This is a dangerous time, indeed, when self-proclaimed fact checkers and curators are permitted to control information in the name of what they claim is the public good.
This trend was relatively unheard of prior to 2016. Until that time, the shaping and censoring was largely done in an invisible way. Nobody admitted to it because the public wouldn’t have stood for it.
But a successful propaganda campaign I’ve described in my books The Smear and Slanted aimed to convince many in the public to accept third parties telling us what we can cannot know or see.
Obviously, corporate and political interests are behind the efforts, using them to keep the public from seeing or hearing information that is contrary to their paid interests.
This helps explain a lot about Facebook’s indefensible censorship of a factual investigation published in the prestigious British Medical Journal.
The article by Paul Thacker exposed alleged poor practices and quality control issues during Pfizer’s Covid-19 vaccine studies based on whistleblower documentation.
According to the article:
A regional director who was employed at the research organisation Ventavia Research Group has told The BMJ that the company falsified data, unblinded patients, employed inadequately trained vaccinators, and was slow to follow up on adverse events reported in Pfizer’s pivotal phase III trial.

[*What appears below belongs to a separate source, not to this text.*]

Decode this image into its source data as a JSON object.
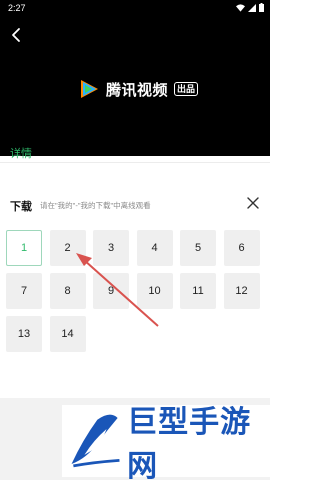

Staff who conducted quality control checks were overwhelmed by the volume of problems they were finding. After repeatedly notifying Ventavia of these problems, the regional director, Brook Jackson, emailed a complaint to the US Food and Drug Administration (FDA). Ventavia fired her later the same day. Jackson has provided The BMJ with dozens of internal company documents, photos, audio recordings, and emails.Paul Thacker, British Medical Journal
Of course this bombshell information is not what vaccine industry interests and their supporters in government and media wanted to be seen. (Pfizer has always denied any wrongdoing. Pfizer, the FDA and CDC all say all vaccines in use in the U.S. are safe and effective.)